Search the entries for the word "within" and report each line that has it.
*** Block opens ***
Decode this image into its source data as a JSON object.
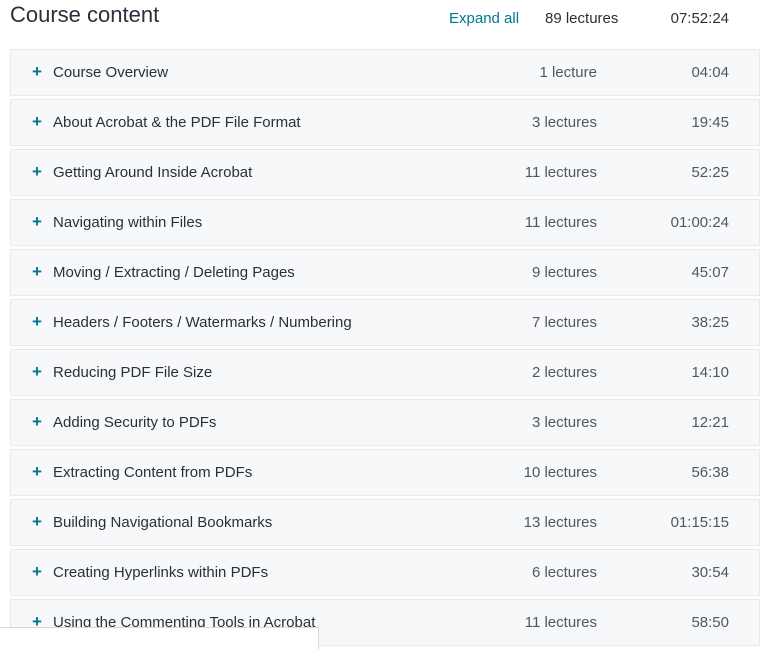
{
  "header": {
    "title": "Course content",
    "expand_all_label": "Expand all",
    "total_lectures": "89 lectures",
    "total_duration": "07:52:24"
  },
  "icons": {
    "expand": "plus-icon"
  },
  "colors": {
    "accent": "#007791",
    "section_bg": "#f7f8fa",
    "section_border": "#e8e9eb",
    "text": "#29303b",
    "muted_text": "#505763"
  },
  "sections": [
    {
      "title": "Course Overview",
      "lectures": "1 lecture",
      "duration": "04:04"
    },
    {
      "title": "About Acrobat & the PDF File Format",
      "lectures": "3 lectures",
      "duration": "19:45"
    },
    {
      "title": "Getting Around Inside Acrobat",
      "lectures": "11 lectures",
      "duration": "52:25"
    },
    {
      "title": "Navigating within Files",
      "lectures": "11 lectures",
      "duration": "01:00:24"
    },
    {
      "title": "Moving / Extracting / Deleting Pages",
      "lectures": "9 lectures",
      "duration": "45:07"
    },
    {
      "title": "Headers / Footers / Watermarks / Numbering",
      "lectures": "7 lectures",
      "duration": "38:25"
    },
    {
      "title": "Reducing PDF File Size",
      "lectures": "2 lectures",
      "duration": "14:10"
    },
    {
      "title": "Adding Security to PDFs",
      "lectures": "3 lectures",
      "duration": "12:21"
    },
    {
      "title": "Extracting Content from PDFs",
      "lectures": "10 lectures",
      "duration": "56:38"
    },
    {
      "title": "Building Navigational Bookmarks",
      "lectures": "13 lectures",
      "duration": "01:15:15"
    },
    {
      "title": "Creating Hyperlinks within PDFs",
      "lectures": "6 lectures",
      "duration": "30:54"
    },
    {
      "title": "Using the Commenting Tools in Acrobat",
      "lectures": "11 lectures",
      "duration": "58:50"
    }
  ]
}
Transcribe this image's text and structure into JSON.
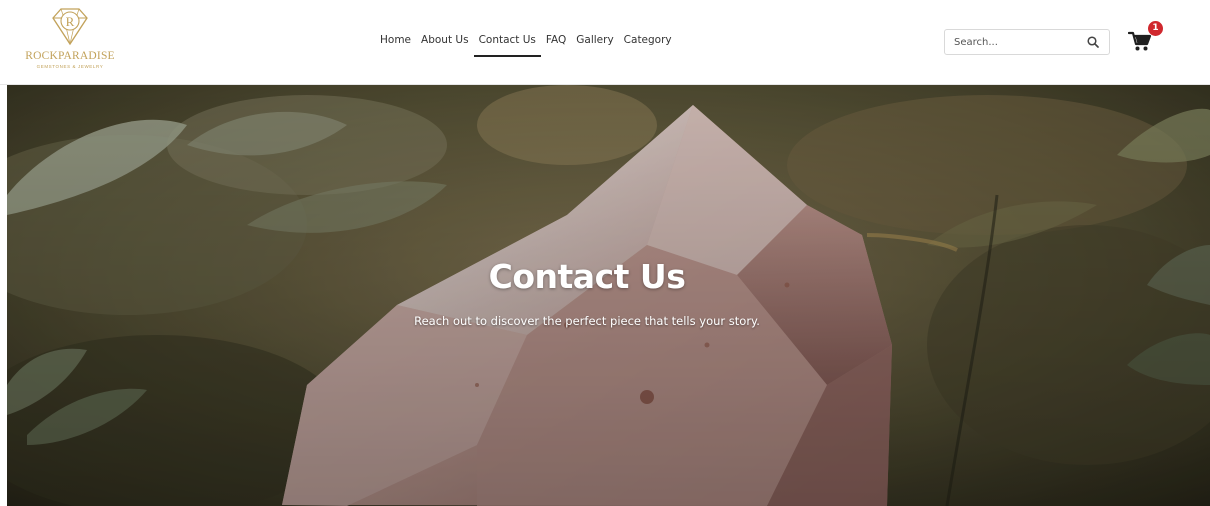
{
  "brand": {
    "name": "ROCKPARADISE",
    "tagline": "GEMSTONES & JEWELRY",
    "monogram": "R",
    "gold_color": "#c2a25a"
  },
  "nav": {
    "items": [
      {
        "label": "Home",
        "active": false
      },
      {
        "label": "About Us",
        "active": false
      },
      {
        "label": "Contact Us",
        "active": true
      },
      {
        "label": "FAQ",
        "active": false
      },
      {
        "label": "Gallery",
        "active": false
      },
      {
        "label": "Category",
        "active": false
      }
    ]
  },
  "search": {
    "placeholder": "Search...",
    "icon": "search-icon"
  },
  "cart": {
    "icon": "shopping-cart-icon",
    "count": "1",
    "badge_color": "#d0282e"
  },
  "hero": {
    "title": "Contact Us",
    "subtitle": "Reach out to discover the perfect piece that tells your story.",
    "image": "rose-quartz-crystal-among-leaves"
  }
}
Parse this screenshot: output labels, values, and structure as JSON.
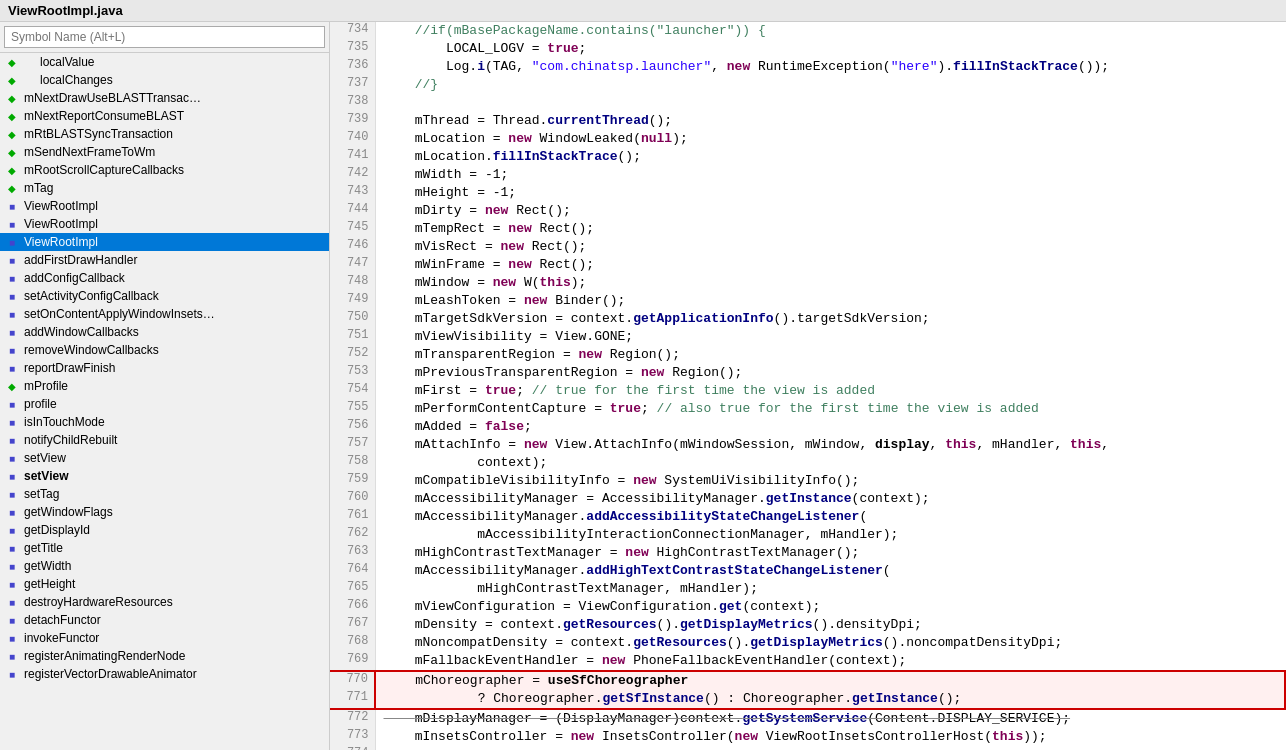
{
  "title": "ViewRootImpl.java",
  "search": {
    "placeholder": "Symbol Name (Alt+L)"
  },
  "sidebar": {
    "items": [
      {
        "icon": "green-diamond",
        "label": "localValue",
        "indent": 1
      },
      {
        "icon": "green-diamond",
        "label": "localChanges",
        "indent": 1
      },
      {
        "icon": "green-diamond",
        "label": "mNextDrawUseBLASTTransac…",
        "indent": 0
      },
      {
        "icon": "green-diamond",
        "label": "mNextReportConsumeBLAST",
        "indent": 0
      },
      {
        "icon": "green-diamond",
        "label": "mRtBLASTSyncTransaction",
        "indent": 0
      },
      {
        "icon": "green-diamond",
        "label": "mSendNextFrameToWm",
        "indent": 0
      },
      {
        "icon": "green-diamond",
        "label": "mRootScrollCaptureCallbacks",
        "indent": 0
      },
      {
        "icon": "green-diamond",
        "label": "mTag",
        "indent": 0
      },
      {
        "icon": "blue-square",
        "label": "ViewRootImpl",
        "indent": 0
      },
      {
        "icon": "blue-square",
        "label": "ViewRootImpl",
        "indent": 0
      },
      {
        "icon": "blue-square",
        "label": "ViewRootImpl",
        "indent": 0,
        "selected": true
      },
      {
        "icon": "blue-square",
        "label": "addFirstDrawHandler",
        "indent": 0
      },
      {
        "icon": "blue-square",
        "label": "addConfigCallback",
        "indent": 0
      },
      {
        "icon": "blue-square",
        "label": "setActivityConfigCallback",
        "indent": 0
      },
      {
        "icon": "blue-square",
        "label": "setOnContentApplyWindowInsets…",
        "indent": 0
      },
      {
        "icon": "blue-square",
        "label": "addWindowCallbacks",
        "indent": 0
      },
      {
        "icon": "blue-square",
        "label": "removeWindowCallbacks",
        "indent": 0
      },
      {
        "icon": "blue-square",
        "label": "reportDrawFinish",
        "indent": 0
      },
      {
        "icon": "green-diamond",
        "label": "mProfile",
        "indent": 0
      },
      {
        "icon": "blue-square",
        "label": "profile",
        "indent": 0
      },
      {
        "icon": "blue-square",
        "label": "isInTouchMode",
        "indent": 0
      },
      {
        "icon": "blue-square",
        "label": "notifyChildRebuilt",
        "indent": 0
      },
      {
        "icon": "blue-square",
        "label": "setView",
        "indent": 0
      },
      {
        "icon": "blue-square",
        "label": "setView",
        "indent": 0,
        "bold": true
      },
      {
        "icon": "blue-square",
        "label": "setTag",
        "indent": 0
      },
      {
        "icon": "blue-square",
        "label": "getWindowFlags",
        "indent": 0
      },
      {
        "icon": "blue-square",
        "label": "getDisplayId",
        "indent": 0
      },
      {
        "icon": "blue-square",
        "label": "getTitle",
        "indent": 0
      },
      {
        "icon": "blue-square",
        "label": "getWidth",
        "indent": 0
      },
      {
        "icon": "blue-square",
        "label": "getHeight",
        "indent": 0
      },
      {
        "icon": "blue-square",
        "label": "destroyHardwareResources",
        "indent": 0
      },
      {
        "icon": "blue-square",
        "label": "detachFunctor",
        "indent": 0
      },
      {
        "icon": "blue-square",
        "label": "invokeFunctor",
        "indent": 0
      },
      {
        "icon": "blue-square",
        "label": "registerAnimatingRenderNode",
        "indent": 0
      },
      {
        "icon": "blue-square",
        "label": "registerVectorDrawableAnimator",
        "indent": 0
      }
    ]
  },
  "code": {
    "lines": []
  }
}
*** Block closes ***
PROBLEM SOLUTION
      "title": "Navigating within Files",
      "title": "Creating Hyperlinks within PDFs",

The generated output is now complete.